Regarding your point 1, I argue that from reasoning above - “Objective truth” should not be determined.

Trustory’s success and impact rely on many more factors than the consensus mechanisms.

Regarding impact on fighting fake information (news), studies has for example shown that when a human has viewed a fake-video, it is “impossible” for the human to forget and discount what they just seen. For Trustory to make impact - it must therefore play a role in content-feeds (social media, news, search) - which I understand is the direction Trustory want to go. However, to truthfulness-verify these external feeds (Twitter, FB, Google, YouTube) will be tough from a 1) collaboration and 2) scale perspective. The solution I understand is being worked now is importing this external content into the Trustory app - and with the scale of content and staking that requires - only very few claims will have market liquidiy enough to be verified - and thereby not very good UX. I don’t see that the market liquidiy with mass-scale verification of external content will change with time - which is why I rather see that the solution to this is using other staking mechanisms to enable cross-use claims.

To now respond to your point 2 - the main value and goal of Trustory MVP I say is experimentation. Moving to Version 1, I see there would be two goals:

  1. obtaining scale in high-consensus-false claims, which is urgent and important
  2. start experimenting in highly conflicting claims by discussing the underlying claims and thereby reaching a more complex consensus on the high-level claim

I have many other concerns for Trustory to obtain the success and impact this type of service deserves, mainly in obtaining scale and combatting social manipulation - which is why it is important we get to start experimenting as soon as possible!


Excellent question @daniel! see my responses:

  1. The key to making TruStory work is focusing on the right type of content.
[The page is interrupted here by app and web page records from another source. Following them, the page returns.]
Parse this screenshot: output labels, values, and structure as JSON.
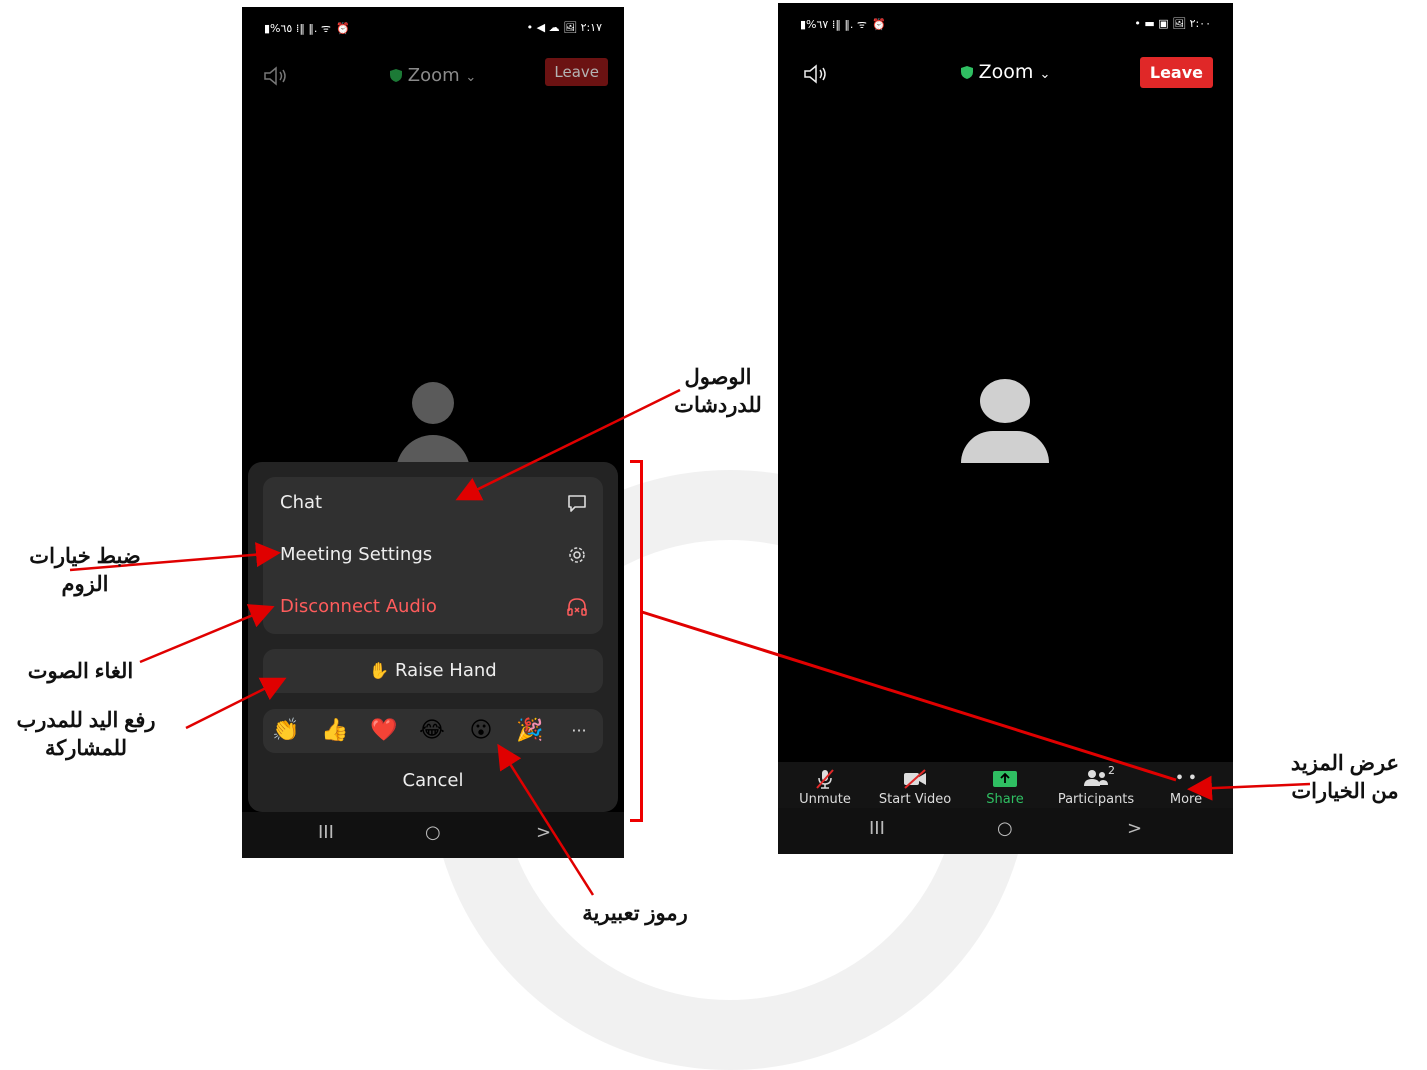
{
  "left_phone": {
    "status_left": "▮%٦٥ ⁞‖ ‖. ᯤ ⏰",
    "status_right": "• ◀ ☁ 🖼 ٢:١٧",
    "title": "Zoom",
    "chevron": "⌄",
    "leave_label": "Leave",
    "menu": {
      "chat_label": "Chat",
      "chat_icon": "chat-bubble-icon",
      "settings_label": "Meeting Settings",
      "settings_icon": "gear-icon",
      "disconnect_label": "Disconnect Audio",
      "disconnect_icon": "headphones-off-icon",
      "raise_hand_label": "Raise Hand",
      "raise_hand_emoji": "✋",
      "reactions": [
        "👏",
        "👍",
        "❤️",
        "😂",
        "😮",
        "🎉",
        "···"
      ],
      "cancel_label": "Cancel"
    },
    "nav": [
      "III",
      "○",
      ">"
    ]
  },
  "right_phone": {
    "status_left": "▮%٦٧ ⁞‖ ‖. ᯤ ⏰",
    "status_right": "• ▬ ▣ 🖼 ٢:٠٠",
    "title": "Zoom",
    "chevron": "⌄",
    "leave_label": "Leave",
    "toolbar": {
      "unmute_label": "Unmute",
      "start_video_label": "Start Video",
      "share_label": "Share",
      "participants_label": "Participants",
      "participants_count": "2",
      "more_label": "More",
      "more_glyph": "• •"
    },
    "nav": [
      "III",
      "○",
      ">"
    ]
  },
  "annotations": {
    "chat_access": "الوصول\nللدردشات",
    "zoom_settings": "ضبط خيارات\nالزوم",
    "mute_audio": "الغاء الصوت",
    "raise_hand": "رفع اليد للمدرب\nللمشاركة",
    "emojis": "رموز تعبيرية",
    "more_options": "عرض المزيد\nمن الخيارات"
  },
  "colors": {
    "leave_red": "#e02828",
    "arrow_red": "#e00000",
    "share_green": "#2fbf62",
    "disconnect_red": "#ff5c5c"
  }
}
We aren’t focused on moral or “universal truths”. We don’t even want to enter that territory because there is no point. For example, if someone says “Bitcoin is the best cryptocurrency.”… we can argue about that for 10 years and see all sides of the argument, but still, never come to a conclusion on whether that is an accurate claim or not. What does “best” even mean? How can we falsify such a claim? On the other hand, if someone says “Cryptocurrencies is mainly used for illicit activities like terrorist funding and child pornography”, we can objectively falsify this claim by proving other uses of Bitcoin.

  2. Both. You can’t really have one without the other. How can you know whether something is True if you’re not open to discussing how it might not be True?

  3. We’ve thought about this, but for MVP, we’re sticking to a simple majority. Once we see how things are playing out in the real world, we can know whether it makes sense to have the “Undetermined” state. I sense this would make sense if we want to also allow subjective claims. For now, we are so focused on getting the right type of content (i.e. objective claims) where there is little or no ambiguity.

  4. Totally. This is why we say that a story is valid if it can be falsified.

We’re in early days, and the important thing is to run small experiments and iterate until we get this right.


great point! we do take this into account, by not penalizing people for changing their minds in the face of better evidence :wink: